George B. Hill, cashier of this banknote.

Also born in 1843, George Hill enlisted in the Seventy-sixth New York Volunteer Infantry in 1861, at the age of eighteen, and served in the Army of the Potomac. He fought twenty-two battles, including the battle ‘Wilderness’, which took place from May 5th through May 7th, 1864, when he received a wound in the right thigh. He was lucky. A rundown of the Union Army casualties from that battle included 117 officers killed and 2,144 enlisted were killed, with 372 officers and 8,413 enlisted (which included Hill) were wounded. A further 99, officers and 2,803 enlisted were unaccounted for and missing. After the Wilderness fight he was promoted as second lieutenant and quickly made first lieutenant.

Grand Review of the Army of the Potomac - Charles Nast, Harper's Weekly, Oct. 10, 1863

While this battle was the one in which he was promoted to an officer, there were even worse battles with more casualties taking their toll. During the battle at Gettysburg he was again wounded, being shot in his foot. At the end of the war, he was present at the Appomattox Court House on April 9, 1865 for the surrender of General Robert E. Lee to General U.S. Grant.

Honorably discharged from the army on July 4, 1865, he returned home to Cherry Valley, New York. In the spring of 1866 sailed to California and from there to Virginia City, Nevada, working for the city as a clerk.

On December 17, 1874, George married Elizabeth Wheeler, a daughter of M. W. Wheeler, a veteran of the Mexican war. George and Elizabeth had only one child, Grace Hill, who was born in 1876, and later attended the Michigan State Normal School in Ypsilanti, and became a school teacher.

In 1875 George organized what was known as the Carson City Savings Bank, of which for seven years he was cashier and later a general manager, signing several Certificate of Deposit banknotes that were issued to their customers.

Photo of Carson City in 1876 which shows a presidential campaign banner stretching over a street endorsing Samuel J. Tilden for President.
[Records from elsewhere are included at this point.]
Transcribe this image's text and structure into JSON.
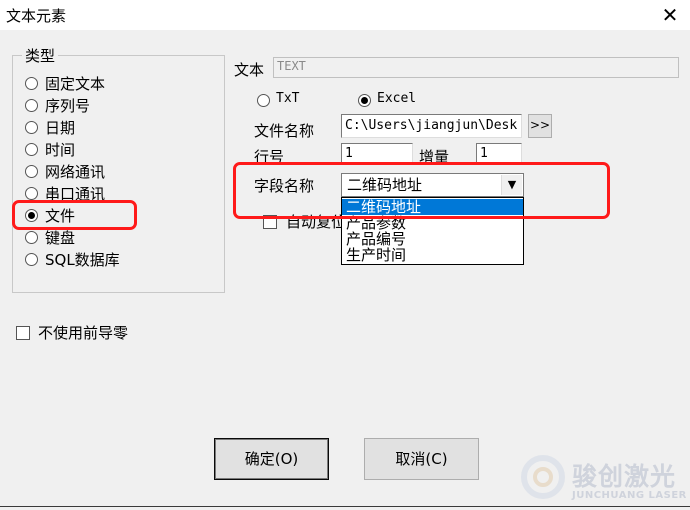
{
  "window": {
    "title": "文本元素",
    "close": "✕"
  },
  "type_group": {
    "legend": "类型",
    "options": [
      {
        "label": "固定文本",
        "selected": false
      },
      {
        "label": "序列号",
        "selected": false
      },
      {
        "label": "日期",
        "selected": false
      },
      {
        "label": "时间",
        "selected": false
      },
      {
        "label": "网络通讯",
        "selected": false
      },
      {
        "label": "串口通讯",
        "selected": false
      },
      {
        "label": "文件",
        "selected": true
      },
      {
        "label": "键盘",
        "selected": false
      },
      {
        "label": "SQL数据库",
        "selected": false
      }
    ]
  },
  "no_leading_zero": {
    "label": "不使用前导零",
    "checked": false
  },
  "text_field": {
    "label": "文本",
    "value": "TEXT"
  },
  "source": {
    "txt_label": "TxT",
    "excel_label": "Excel",
    "selected": "Excel"
  },
  "file_name": {
    "label": "文件名称",
    "value": "C:\\Users\\jiangjun\\Desk",
    "browse": ">>"
  },
  "row_number": {
    "label": "行号",
    "value": "1"
  },
  "increment": {
    "label": "增量",
    "value": "1"
  },
  "field_name": {
    "label": "字段名称",
    "value": "二维码地址",
    "options": [
      "二维码地址",
      "产品参数",
      "产品编号",
      "生产时间"
    ],
    "selected_index": 0
  },
  "auto_reset": {
    "label": "自动复位",
    "checked": false
  },
  "buttons": {
    "ok": "确定(O)",
    "cancel": "取消(C)"
  },
  "watermark": {
    "name": "骏创激光",
    "subtitle": "JUNCHUANG LASER"
  },
  "colors": {
    "highlight": "#ff1a1a",
    "selection": "#0078d7",
    "dialog_bg": "#f0f0f0"
  }
}
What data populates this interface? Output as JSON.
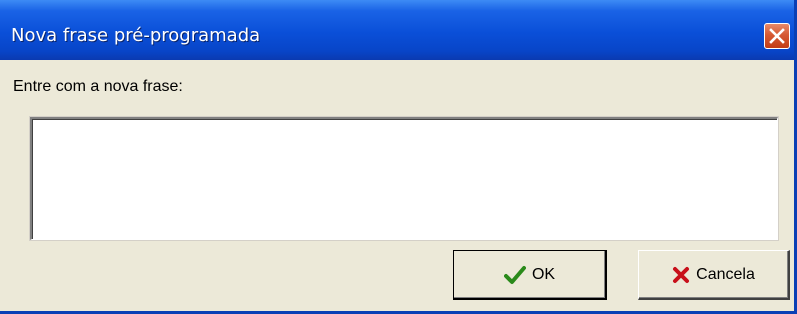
{
  "window": {
    "title": "Nova frase pré-programada",
    "close_icon": "close-icon",
    "colors": {
      "titlebar": "#0a4fd8",
      "body": "#ece9d8",
      "close_button": "#d65a34"
    }
  },
  "form": {
    "prompt_label": "Entre com a nova frase:",
    "phrase_value": ""
  },
  "buttons": {
    "ok": {
      "label": "OK",
      "icon": "checkmark-icon",
      "icon_color": "#2a8a1a"
    },
    "cancel": {
      "label": "Cancela",
      "icon": "x-mark-icon",
      "icon_color": "#c8101a"
    }
  }
}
Tilden won the popular vote, but lost to Rutherford B. Hayes in the Electoral College. (From the Western Nevada Historic Photo Collection)

For unknown reasons, he and his family returned to California for a time, possibly for his wife’s family. In the spring of 1887 they moved to Bellevue, Idaho and, in partnership with Colonel James W. Ballentine, opened a general store in the Wood River Valley. Colonel Ballentine had been a very successful businessman in mining and ranching and, after finding disagreement with the Republican Party, he helped to form the Populist Party. As a close friend and business associate, George Hill also became a Populist Party member. In 1892, Ballentine was elected as a member of the Idaho state legislature and in 1894 he ran, but lost, for the Idaho state governor. Meanwhile, George Hill was elected as mayor of Bellevue six consecutive times. In 1898 George Hill was also nominated by the Populist Party as their candidate for governor of Idaho, but he declined the nomination citing business concerns.  George Hill died in 1915, his wife surviving until 1925, his daughter until 1954.

Main Street, Bellevue Idaho 1886 (photo courtesy of: Bellevue Historical Society
Overview of Carson City, Nevada circa 1875 (Photo from the Western Nevada Historical Photo Collection)